Learning this style can be freeing, providing you with formidable weapons for your writing-style arsenal. It can also provide you skill for adding rich texture and meaning into your sentences when you wish to.
Faulkner did it
Faulkner could write sentences that go for a whole page before adding that period. Yet they were in fact simple sentences (by definition, that is not compound or complex or even compound-complex–just a main clause with many add-ons), and all of them perfectly clear and reader-friendly. So could Thomas Wolfe. Even Hemingway wrote sentences like the one I used as an illustration above.
A challenge for you…
Roy Peter Clark in his fine, fairly recent book Writing Tools, 50 Essential Strategies for Every Writer, says this:
Until the writer tries to master the long sentence, she is not writer at all, for while length makes a bad sentence worse, it can make a good sentence better. (Page 36)
Augment your versatility.
Master the long sentence as well as the modern chopped up sentence (and I’m not knocking sentence fragments punctuated as sentences–I use them myself!).
A couple of Promises…
It takes a bit of practice, but if you learn to write this way (assuming you haven’t already!), I promise you this: it can be a freeing experience. I think you will find that your writing sings at times like poetry. And I also think you will find that your efforts at writing such sentences can actually generate ideas and enable you to pack those sentences with vivid details and clarifying illustrations, and much much more-at will.
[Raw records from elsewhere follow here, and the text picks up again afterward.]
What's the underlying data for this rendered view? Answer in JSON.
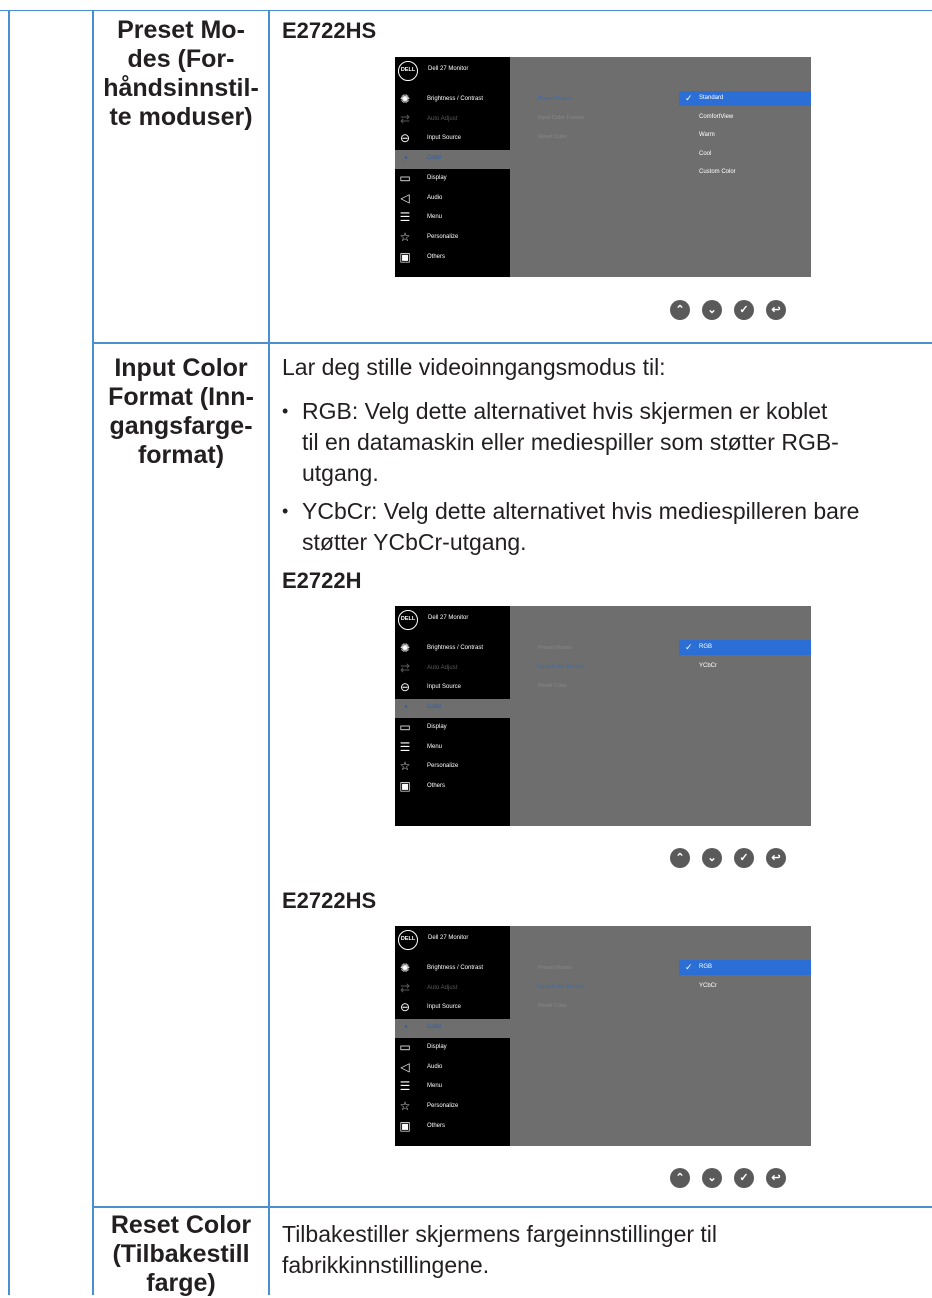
{
  "rows": {
    "preset": {
      "label": [
        "Preset Mo-",
        "des (For-",
        "håndsinnstil-",
        "te moduser)"
      ]
    },
    "input": {
      "label": [
        "Input Color",
        "Format (Inn-",
        "gangsfarge-",
        "format)"
      ]
    },
    "reset": {
      "label": [
        "Reset Color",
        "(Tilbakestill",
        "farge)"
      ]
    }
  },
  "preset_section": {
    "model": "E2722HS"
  },
  "input_section": {
    "intro": "Lar deg stille videoinngangsmodus til:",
    "bullet1_key": "RGB:",
    "bullet1_lines": [
      "Velg dette alternativet hvis skjermen er koblet",
      "til en datamaskin eller mediespiller som støtter RGB-",
      "utgang."
    ],
    "bullet2_key": "YCbCr:",
    "bullet2_lines": [
      "Velg dette alternativet hvis mediespilleren bare",
      "støtter YCbCr-utgang."
    ],
    "model_a": "E2722H",
    "model_b": "E2722HS"
  },
  "reset_section": {
    "lines": [
      "Tilbakestiller skjermens fargeinnstillinger til",
      "fabrikkinnstillingene."
    ]
  },
  "osd": {
    "logo": "DELL",
    "title": "Dell 27 Monitor",
    "menu_hs": [
      "Brightness / Contrast",
      "Auto Adjust",
      "Input Source",
      "Color",
      "Display",
      "Audio",
      "Menu",
      "Personalize",
      "Others"
    ],
    "menu_h": [
      "Brightness / Contrast",
      "Auto Adjust",
      "Input Source",
      "Color",
      "Display",
      "Menu",
      "Personalize",
      "Others"
    ],
    "submenu": [
      "Preset Modes",
      "Input Color Format",
      "Reset Color"
    ],
    "preset_options": [
      "Standard",
      "ComfortView",
      "Warm",
      "Cool",
      "Custom Color"
    ],
    "format_options": [
      "RGB",
      "YCbCr"
    ]
  },
  "icons": {
    "up": "chevron-up-icon",
    "down": "chevron-down-icon",
    "ok": "checkmark-icon",
    "back": "back-icon"
  }
}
Number 2 Challenge for you…
When you read, be alert for this sentence type (called by some “the loose sentence” in contrast to tight, formal ones). See how often it appears and how effectively it works.
Suggested Further Reading:
Note– Both of the two following books are out of print and often hard to find but ‘worth their weight in gold.’
Notes Toward A New Rhetoric, 6 Essays for Teachers by Francis Christensen (Harper and Row, 1967)
A Modern Rhetoric by Francis Christensen (Harper and Row, 1976)– Professor Christensen’s master work.
Writing Tools, 50 Essential Strategies for every Writer by Roy Peter Clark ((Little, Brown and Company, 2006)
Garner’s Modern American Usage by Bryan A. Garner (Oxford University Press, 3rd Ed., 2009)
100 Ways to Improve your Writing by Gary Provost (Signet, 1985)